Dear Friend —
Last night, I attended the White House Iftar on behalf of MPAC along with two of our Young Leader alumni, Wardah Khalid and Yusuf Abdul-Qadir. I had the opportunity to sit at the table with President Obama along with the responsibility to raise pressing issues facing our community. I joined eight other young American Muslim leaders at the table with the President where together we highlighted real concerns we had about the future of Muslims in our country.
After the President gave his welcoming speech, where he spoke out against religious, racial and ethnic prejudices — and highlighted the brutal Chapel Hill murders — he sat at our table and we began to discuss our unique backgrounds. Some of the guests at the table included Samantha Elauf, who took her discrimination case against Abercrombie & Fitch to the Supreme Court and won; Munira Khalif, who was accepted to all eight Ivy League schools; Kadra Mohamed, the first Somali American Muslim woman in the St. Paul Police Department; and Wai Wai Nu, a former Rohingyan political prisoner who advocates against the persecution of Rohingya Muslims.
I conveyed to the President my deep belief that we need to go beyond surface level engagement and develop an institutionalized manner of including American Muslims in the policy-making apparatus within the Administration. I explained that the American Muslim community needs the Administration to create a space for us to raise issues that matter to both our community and to the American public. I continued by providing the President with specific recommendations he can pursue. To that end, I asked him to appoint a Muslim to a Cabinet-level position, provide an opportunity for our community to follow up on the issues we care about the most through the development of an advisory committee, and at the very least, appoint a Muslim liaison to American Muslim communities within the Office of Public Engagement.
The most pressing matter I raised with President Obama is the need for his Administration to engage with the American Muslim community on issues that expand beyond national security concerns. One of the major criticisms of the Countering Violent Extremism (CVE) framework is that it singles out Muslims. Instead, I recommended that CVE should aim to include all right-wing extremists groups — regardless of their faith or political leaning — that pose a threat to the United States and aim to counter their violent ideologies. I highlighted Charleston as an opportunity for his Administration to show that CVE applies to different communities, not only the Muslim community.
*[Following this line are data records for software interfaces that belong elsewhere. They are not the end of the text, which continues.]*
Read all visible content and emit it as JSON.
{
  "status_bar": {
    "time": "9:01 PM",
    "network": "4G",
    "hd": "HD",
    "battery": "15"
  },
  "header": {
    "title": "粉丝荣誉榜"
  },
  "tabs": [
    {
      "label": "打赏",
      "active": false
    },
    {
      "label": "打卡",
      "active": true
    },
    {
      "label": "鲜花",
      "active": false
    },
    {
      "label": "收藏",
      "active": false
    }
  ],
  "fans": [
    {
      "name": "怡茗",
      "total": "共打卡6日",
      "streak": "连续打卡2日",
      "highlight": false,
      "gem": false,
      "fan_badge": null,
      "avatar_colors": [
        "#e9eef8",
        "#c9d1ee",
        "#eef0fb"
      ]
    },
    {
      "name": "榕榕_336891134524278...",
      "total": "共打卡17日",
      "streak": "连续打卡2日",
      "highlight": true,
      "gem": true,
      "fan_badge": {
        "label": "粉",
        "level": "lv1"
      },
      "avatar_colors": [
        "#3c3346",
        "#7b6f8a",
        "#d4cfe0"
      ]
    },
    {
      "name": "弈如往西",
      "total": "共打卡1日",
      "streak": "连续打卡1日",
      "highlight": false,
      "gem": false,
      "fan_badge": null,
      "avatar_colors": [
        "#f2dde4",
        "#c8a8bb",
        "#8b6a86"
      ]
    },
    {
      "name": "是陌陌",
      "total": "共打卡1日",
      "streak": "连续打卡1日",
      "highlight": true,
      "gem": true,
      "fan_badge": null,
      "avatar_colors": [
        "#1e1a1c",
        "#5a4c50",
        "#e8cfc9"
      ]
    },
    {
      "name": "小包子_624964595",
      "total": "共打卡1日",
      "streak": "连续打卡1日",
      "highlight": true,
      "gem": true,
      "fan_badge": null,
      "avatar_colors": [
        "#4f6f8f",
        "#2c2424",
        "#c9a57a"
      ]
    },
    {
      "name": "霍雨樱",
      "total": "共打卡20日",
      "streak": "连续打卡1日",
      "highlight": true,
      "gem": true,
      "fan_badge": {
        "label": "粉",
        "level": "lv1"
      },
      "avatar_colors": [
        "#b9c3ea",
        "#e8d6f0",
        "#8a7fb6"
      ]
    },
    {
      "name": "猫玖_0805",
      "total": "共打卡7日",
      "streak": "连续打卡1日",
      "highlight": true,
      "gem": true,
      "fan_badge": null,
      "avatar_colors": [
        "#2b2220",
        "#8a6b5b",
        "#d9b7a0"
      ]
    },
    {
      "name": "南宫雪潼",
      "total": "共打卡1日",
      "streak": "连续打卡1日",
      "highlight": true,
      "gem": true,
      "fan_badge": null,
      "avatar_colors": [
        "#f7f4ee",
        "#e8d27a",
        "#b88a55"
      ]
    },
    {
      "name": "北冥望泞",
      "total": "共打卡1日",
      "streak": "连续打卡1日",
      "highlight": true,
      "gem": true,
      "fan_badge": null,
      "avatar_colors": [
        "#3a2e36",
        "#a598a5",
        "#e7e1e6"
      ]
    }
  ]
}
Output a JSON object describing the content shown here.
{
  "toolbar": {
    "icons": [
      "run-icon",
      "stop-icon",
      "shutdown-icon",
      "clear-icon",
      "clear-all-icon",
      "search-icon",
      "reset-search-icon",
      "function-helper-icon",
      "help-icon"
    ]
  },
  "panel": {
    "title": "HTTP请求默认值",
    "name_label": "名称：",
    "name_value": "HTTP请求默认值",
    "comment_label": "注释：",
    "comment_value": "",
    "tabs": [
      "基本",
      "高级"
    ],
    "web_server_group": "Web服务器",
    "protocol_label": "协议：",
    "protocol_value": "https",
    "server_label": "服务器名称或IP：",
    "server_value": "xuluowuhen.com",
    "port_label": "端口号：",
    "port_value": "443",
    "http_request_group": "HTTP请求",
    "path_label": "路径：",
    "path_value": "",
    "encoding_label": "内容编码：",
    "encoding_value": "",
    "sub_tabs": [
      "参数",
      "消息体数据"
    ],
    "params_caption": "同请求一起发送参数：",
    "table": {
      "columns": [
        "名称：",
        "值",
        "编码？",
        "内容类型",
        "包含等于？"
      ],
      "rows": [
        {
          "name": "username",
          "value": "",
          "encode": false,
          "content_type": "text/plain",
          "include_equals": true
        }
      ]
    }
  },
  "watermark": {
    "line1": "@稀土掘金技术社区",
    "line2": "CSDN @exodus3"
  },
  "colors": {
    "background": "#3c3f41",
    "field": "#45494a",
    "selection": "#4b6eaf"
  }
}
Lastly, I conveyed my deep concern with media biases that contribute to the vilification of the Muslim community and expressed my fear that the portrayal will lead to more hate crimes. I shared my personal story where I experienced discrimination because of my faith and how that contributed to my passion to work for the safety of Muslims in this country.
The White House Iftar provides an opportunity for the American Muslim community to directly engage with their President and senior level officials. We have access. We need to go beyond the White House Iftar and create a space where the leaders of our community can engage in regular meetings with the Administration to raise our concerns. Every major community in America has a process for their engagement and regular meetings with the Administration except the American Muslim community.
Access is half of the engagement process. We need to institutionalize engagement.
Founded in 1988, the Muslim Public Affairs Council improves public understanding and policies that impact American Muslims by engaging our government, media and communities.